[Start of Attachment]

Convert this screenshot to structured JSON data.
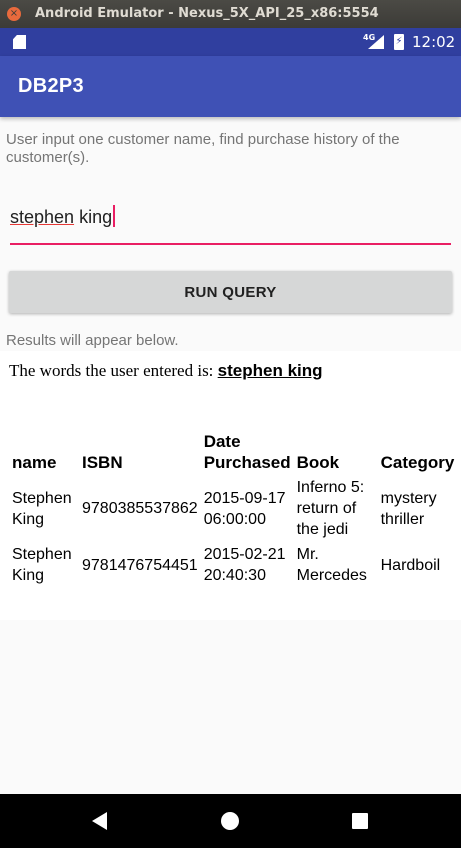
{
  "window": {
    "title": "Android Emulator - Nexus_5X_API_25_x86:5554"
  },
  "status_bar": {
    "network": "4G",
    "time": "12:02"
  },
  "app": {
    "title": "DB2P3"
  },
  "content": {
    "instructions": "User input one customer name, find purchase history of the customer(s).",
    "input_value_part1": "stephen",
    "input_value_part2": " king",
    "run_button": "RUN QUERY",
    "results_hint": "Results will appear below."
  },
  "results": {
    "entered_prefix": "The words the user entered is: ",
    "entered_value": "stephen king",
    "columns": [
      "name",
      "ISBN",
      "Date Purchased",
      "Book",
      "Category"
    ],
    "rows": [
      {
        "name": "Stephen King",
        "isbn": "9780385537862",
        "date": "2015-09-17 06:00:00",
        "book": "Inferno 5: return of the jedi",
        "category": "mystery thriller"
      },
      {
        "name": "Stephen King",
        "isbn": "9781476754451",
        "date": "2015-02-21 20:40:30",
        "book": "Mr. Mercedes",
        "category": "Hardboil"
      }
    ]
  },
  "icons": [
    "close-icon",
    "minimize-icon",
    "maximize-icon",
    "sd-card-icon",
    "signal-icon",
    "battery-icon",
    "back-icon",
    "home-icon",
    "recents-icon"
  ]
}
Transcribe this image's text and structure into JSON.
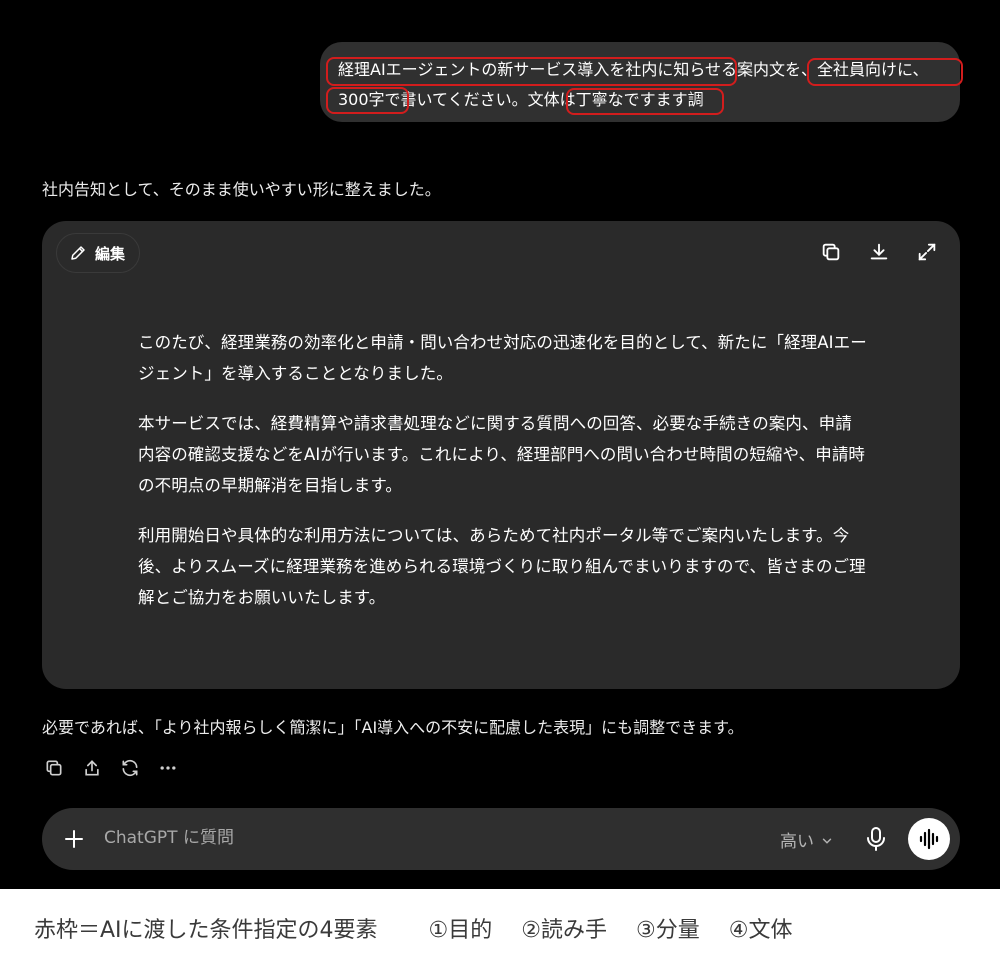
{
  "user_message": {
    "line1": "経理AIエージェントの新サービス導入を社内に知らせる案内文を、全社員向けに、",
    "line2": "300字で書いてください。文体は丁寧なですます調"
  },
  "assistant": {
    "intro": "社内告知として、そのまま使いやすい形に整えました。",
    "edit_label": "編集",
    "document_paragraphs": [
      "このたび、経理業務の効率化と申請・問い合わせ対応の迅速化を目的として、新たに「経理AIエージェント」を導入することとなりました。",
      "本サービスでは、経費精算や請求書処理などに関する質問への回答、必要な手続きの案内、申請内容の確認支援などをAIが行います。これにより、経理部門への問い合わせ時間の短縮や、申請時の不明点の早期解消を目指します。",
      "利用開始日や具体的な利用方法については、あらためて社内ポータル等でご案内いたします。今後、よりスムーズに経理業務を進められる環境づくりに取り組んでまいりますので、皆さまのご理解とご協力をお願いいたします。"
    ],
    "followup": "必要であれば、「より社内報らしく簡潔に」「AI導入への不安に配慮した表現」にも調整できます。"
  },
  "composer": {
    "placeholder": "ChatGPT に質問",
    "model_label": "高い"
  },
  "caption": {
    "main": "赤枠＝AIに渡した条件指定の4要素",
    "items": [
      "①目的",
      "②読み手",
      "③分量",
      "④文体"
    ]
  },
  "colors": {
    "background": "#000000",
    "bubble": "#303030",
    "card": "#2a2a2a",
    "highlight_red": "#d21d1d"
  },
  "icons": [
    "pencil-icon",
    "copy-icon",
    "download-icon",
    "expand-icon",
    "share-icon",
    "regenerate-icon",
    "more-icon",
    "plus-icon",
    "chevron-down-icon",
    "mic-icon",
    "voice-waveform-icon"
  ]
}
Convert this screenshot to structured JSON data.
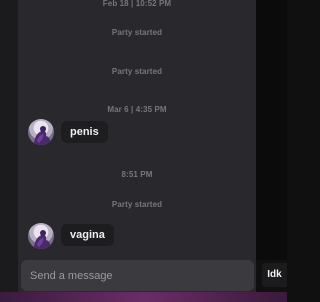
{
  "chat": {
    "events": [
      {
        "kind": "timestamp",
        "text": "Feb 18 | 10:52 PM"
      },
      {
        "kind": "system",
        "text": "Party started"
      },
      {
        "kind": "system",
        "text": "Party started"
      },
      {
        "kind": "timestamp",
        "text": "Mar 6 | 4:35 PM"
      },
      {
        "kind": "message",
        "text": "penis"
      },
      {
        "kind": "timestamp",
        "text": "8:51 PM"
      },
      {
        "kind": "system",
        "text": "Party started"
      },
      {
        "kind": "message",
        "text": "vagina"
      }
    ]
  },
  "composer": {
    "placeholder": "Send a message"
  },
  "side": {
    "button_label": "Idk"
  },
  "colors": {
    "panel": "#29292d",
    "bubble": "#1d1d20",
    "system_text": "#76767c",
    "composer": "#3a3a3f",
    "accent_bar": "#6b2c69"
  }
}
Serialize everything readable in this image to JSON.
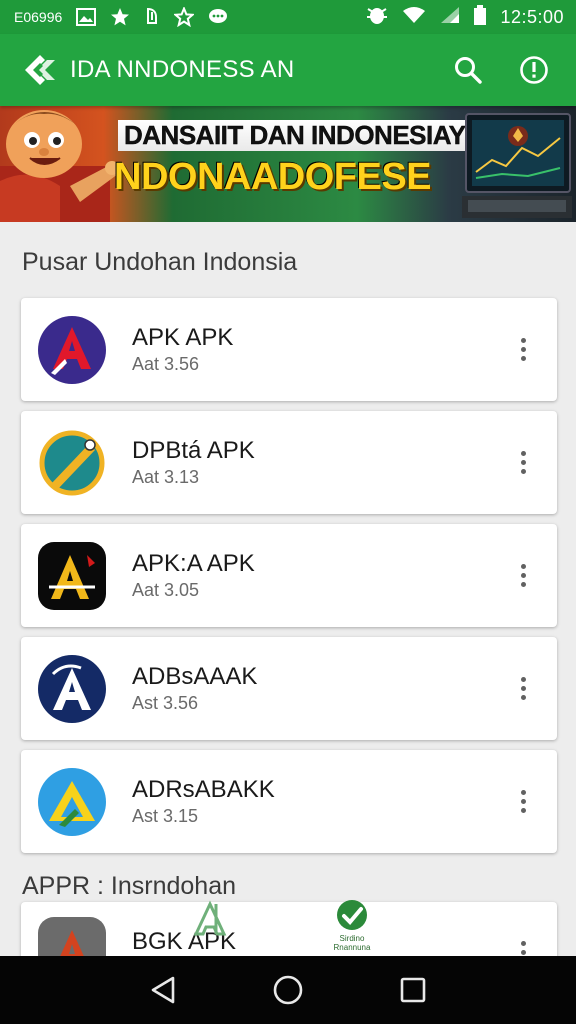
{
  "status_bar": {
    "left_text": "E06996",
    "time": "12:5:00",
    "icons": [
      "image-icon",
      "star-icon",
      "notification-icon",
      "star-outline-icon",
      "message-icon",
      "bug-icon",
      "wifi-icon",
      "signal-icon",
      "battery-icon"
    ]
  },
  "app_bar": {
    "title": "IDA NNDONESS AN",
    "logo_icon": "app-logo-icon",
    "actions": [
      "search-icon",
      "info-icon"
    ]
  },
  "banner": {
    "line1": "DANSAIIT DAN INDONESIAY",
    "line2": "NDONAADOFESE"
  },
  "sections": [
    {
      "title": "Pusar Undohan Indonsia",
      "items": [
        {
          "title": "APK APK",
          "subtitle": "Aat 3.56",
          "icon": "apk-red-a-icon",
          "icon_bg": "#3a2a8c",
          "icon_fg": "#e0182b"
        },
        {
          "title": "DPBtá APK",
          "subtitle": "Aat 3.13",
          "icon": "apk-teal-pencil-icon",
          "icon_bg": "#ffffff",
          "icon_fg": "#1e8a8c"
        },
        {
          "title": "APK:A APK",
          "subtitle": "Aat 3.05",
          "icon": "apk-black-a-icon",
          "icon_bg": "#0a0a0a",
          "icon_fg": "#f2b81a"
        },
        {
          "title": "ADBsAAAK",
          "subtitle": "Ast 3.56",
          "icon": "apk-navy-a-icon",
          "icon_bg": "#142a66",
          "icon_fg": "#ffffff"
        },
        {
          "title": "ADRsABAKK",
          "subtitle": "Ast 3.15",
          "icon": "apk-blue-triangle-icon",
          "icon_bg": "#2f9fe3",
          "icon_fg": "#f7d21b"
        }
      ]
    },
    {
      "title": "APPR : Insrndohan",
      "items": [
        {
          "title": "BGK APK",
          "subtitle": "",
          "icon": "apk-gray-a-icon",
          "icon_bg": "#6b6b6b",
          "icon_fg": "#d3431f"
        }
      ]
    }
  ],
  "overlay_badge_text": "Sirdino Rnannuna",
  "nav_bar": {
    "buttons": [
      "back-icon",
      "home-icon",
      "recents-icon"
    ]
  },
  "colors": {
    "primary": "#23a541",
    "primary_dark": "#1f9a3a",
    "background": "#ededed",
    "nav_bar": "#050505"
  }
}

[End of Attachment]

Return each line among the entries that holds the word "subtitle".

          "subtitle": "Aat 3.56",
          "subtitle": "Aat 3.13",
          "subtitle": "Aat 3.05",
          "subtitle": "Ast 3.56",
          "subtitle": "Ast 3.15",
          "subtitle": "",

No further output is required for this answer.